Exercise requirements:
Check every line of the records below for the string "Solenoid" and copy the ones that have it.

Supplied material:

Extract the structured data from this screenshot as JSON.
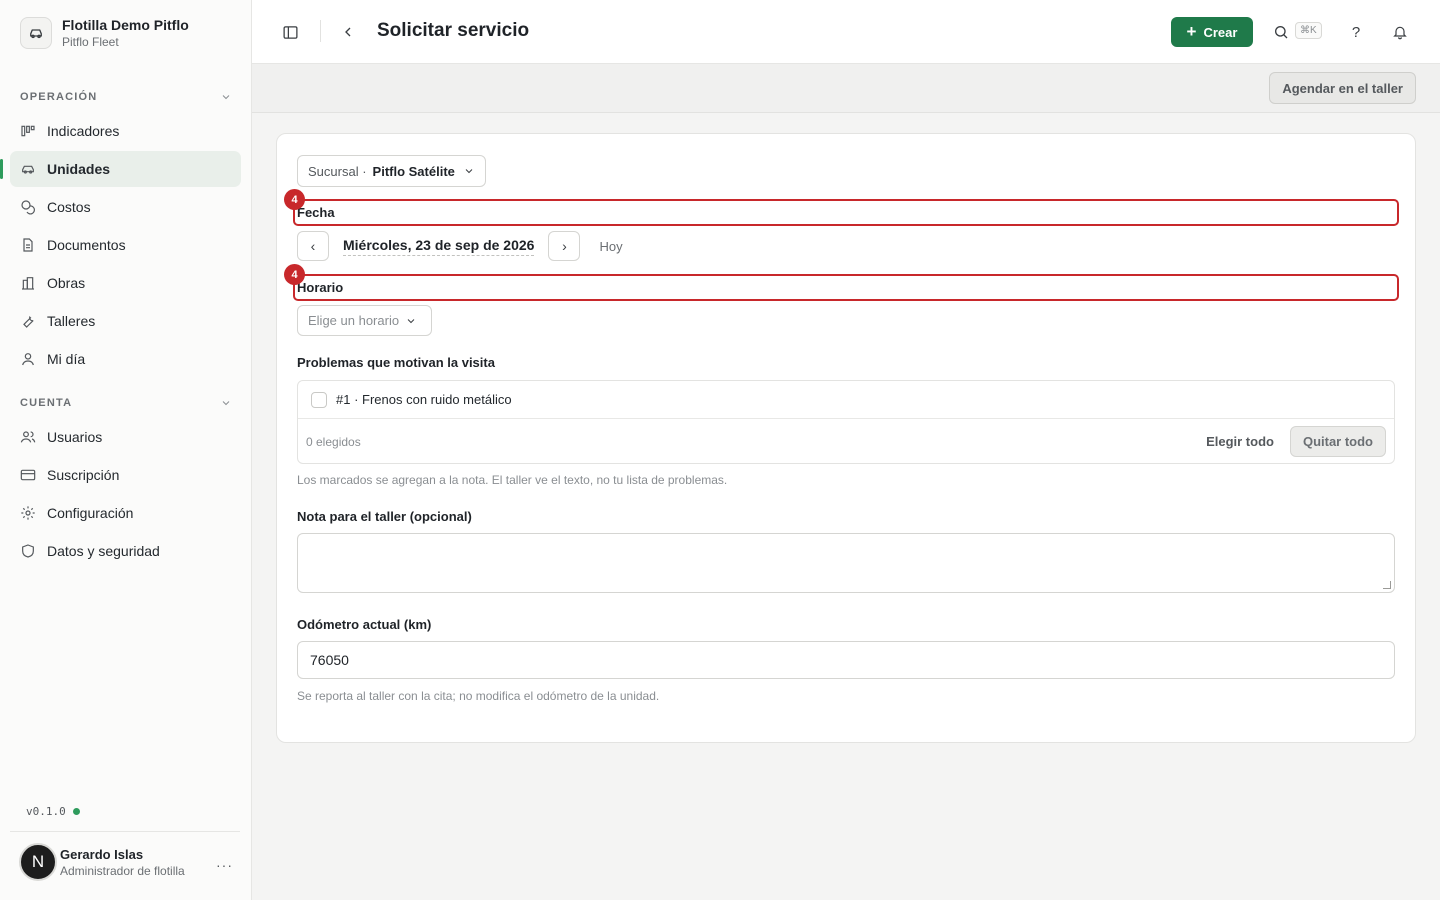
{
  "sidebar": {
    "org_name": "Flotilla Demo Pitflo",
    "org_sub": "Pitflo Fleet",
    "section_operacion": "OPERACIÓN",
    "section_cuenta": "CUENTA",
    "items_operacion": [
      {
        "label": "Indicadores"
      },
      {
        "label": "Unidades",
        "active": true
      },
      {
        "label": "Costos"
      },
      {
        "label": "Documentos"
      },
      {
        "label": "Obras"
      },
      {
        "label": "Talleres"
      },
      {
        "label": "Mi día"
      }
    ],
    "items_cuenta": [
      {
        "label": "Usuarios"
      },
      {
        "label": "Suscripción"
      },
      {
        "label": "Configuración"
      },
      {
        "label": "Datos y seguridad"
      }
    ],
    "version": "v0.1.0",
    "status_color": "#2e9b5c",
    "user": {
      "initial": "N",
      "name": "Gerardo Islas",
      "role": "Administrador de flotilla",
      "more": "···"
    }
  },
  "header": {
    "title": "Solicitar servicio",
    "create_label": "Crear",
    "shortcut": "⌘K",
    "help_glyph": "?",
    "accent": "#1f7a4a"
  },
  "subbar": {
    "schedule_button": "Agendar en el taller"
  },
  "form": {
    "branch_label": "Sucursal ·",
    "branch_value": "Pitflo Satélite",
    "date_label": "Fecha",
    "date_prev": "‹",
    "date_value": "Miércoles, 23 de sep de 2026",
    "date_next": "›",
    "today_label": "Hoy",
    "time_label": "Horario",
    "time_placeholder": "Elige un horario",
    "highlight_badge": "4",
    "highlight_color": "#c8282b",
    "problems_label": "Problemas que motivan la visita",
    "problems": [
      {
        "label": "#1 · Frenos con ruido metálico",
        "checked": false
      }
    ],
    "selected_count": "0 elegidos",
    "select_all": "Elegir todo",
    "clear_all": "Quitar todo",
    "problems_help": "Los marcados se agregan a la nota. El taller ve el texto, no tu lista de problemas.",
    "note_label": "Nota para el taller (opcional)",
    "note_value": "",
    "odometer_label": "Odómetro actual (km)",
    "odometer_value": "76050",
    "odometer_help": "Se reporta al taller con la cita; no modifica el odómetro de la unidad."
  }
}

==

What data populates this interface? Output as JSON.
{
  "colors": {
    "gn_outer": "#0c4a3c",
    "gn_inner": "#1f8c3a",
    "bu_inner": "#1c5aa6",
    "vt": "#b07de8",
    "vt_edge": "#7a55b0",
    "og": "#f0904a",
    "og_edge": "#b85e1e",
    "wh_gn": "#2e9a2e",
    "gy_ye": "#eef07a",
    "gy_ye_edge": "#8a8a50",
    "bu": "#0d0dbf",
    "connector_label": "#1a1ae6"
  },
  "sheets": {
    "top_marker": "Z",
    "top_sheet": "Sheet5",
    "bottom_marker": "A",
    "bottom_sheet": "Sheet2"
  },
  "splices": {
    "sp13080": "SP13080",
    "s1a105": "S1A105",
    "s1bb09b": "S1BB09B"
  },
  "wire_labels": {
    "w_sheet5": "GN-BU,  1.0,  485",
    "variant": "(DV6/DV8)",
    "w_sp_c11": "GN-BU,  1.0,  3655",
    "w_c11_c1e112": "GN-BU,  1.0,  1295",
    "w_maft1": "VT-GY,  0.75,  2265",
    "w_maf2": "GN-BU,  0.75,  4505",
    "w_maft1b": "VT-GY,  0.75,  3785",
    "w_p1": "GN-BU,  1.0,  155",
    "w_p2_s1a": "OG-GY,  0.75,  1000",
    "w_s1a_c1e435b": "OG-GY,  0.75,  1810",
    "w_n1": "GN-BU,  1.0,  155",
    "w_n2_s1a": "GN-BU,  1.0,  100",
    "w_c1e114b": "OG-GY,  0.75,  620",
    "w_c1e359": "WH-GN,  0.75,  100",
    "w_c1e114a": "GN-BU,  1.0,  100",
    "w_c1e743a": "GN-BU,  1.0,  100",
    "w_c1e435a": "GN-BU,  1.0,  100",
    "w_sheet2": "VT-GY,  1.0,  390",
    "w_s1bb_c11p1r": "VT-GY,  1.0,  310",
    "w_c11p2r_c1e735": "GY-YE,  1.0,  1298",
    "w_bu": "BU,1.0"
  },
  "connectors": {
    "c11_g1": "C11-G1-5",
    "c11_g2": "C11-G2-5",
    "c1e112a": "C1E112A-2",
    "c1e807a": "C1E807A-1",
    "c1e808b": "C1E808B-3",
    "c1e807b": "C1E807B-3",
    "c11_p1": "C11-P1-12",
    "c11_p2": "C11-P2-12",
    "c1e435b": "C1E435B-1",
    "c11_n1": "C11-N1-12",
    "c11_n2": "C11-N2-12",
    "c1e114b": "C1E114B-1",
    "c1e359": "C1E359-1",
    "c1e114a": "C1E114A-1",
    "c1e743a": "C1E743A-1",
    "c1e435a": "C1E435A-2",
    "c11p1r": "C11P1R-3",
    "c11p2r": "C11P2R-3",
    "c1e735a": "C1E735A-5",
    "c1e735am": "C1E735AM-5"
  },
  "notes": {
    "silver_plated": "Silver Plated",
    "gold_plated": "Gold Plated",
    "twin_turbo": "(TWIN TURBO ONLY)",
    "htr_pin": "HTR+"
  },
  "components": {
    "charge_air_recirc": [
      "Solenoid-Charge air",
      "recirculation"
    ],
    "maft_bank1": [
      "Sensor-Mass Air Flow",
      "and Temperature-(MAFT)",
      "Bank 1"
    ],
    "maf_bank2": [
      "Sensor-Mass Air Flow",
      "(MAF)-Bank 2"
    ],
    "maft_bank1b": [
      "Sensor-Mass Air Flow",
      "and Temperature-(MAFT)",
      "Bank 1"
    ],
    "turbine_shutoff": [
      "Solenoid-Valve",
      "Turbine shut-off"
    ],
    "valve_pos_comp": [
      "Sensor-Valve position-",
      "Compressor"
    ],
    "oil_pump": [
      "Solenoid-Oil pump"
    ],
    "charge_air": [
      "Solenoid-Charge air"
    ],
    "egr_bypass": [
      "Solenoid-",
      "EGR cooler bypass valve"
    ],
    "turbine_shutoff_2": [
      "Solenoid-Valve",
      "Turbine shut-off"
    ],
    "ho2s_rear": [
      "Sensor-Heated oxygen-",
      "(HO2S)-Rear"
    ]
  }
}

Your response:
      "Solenoid-Charge air",
      "Solenoid-Valve",
      "Solenoid-Oil pump"
      "Solenoid-Charge air"
      "Solenoid-",
      "Solenoid-Valve",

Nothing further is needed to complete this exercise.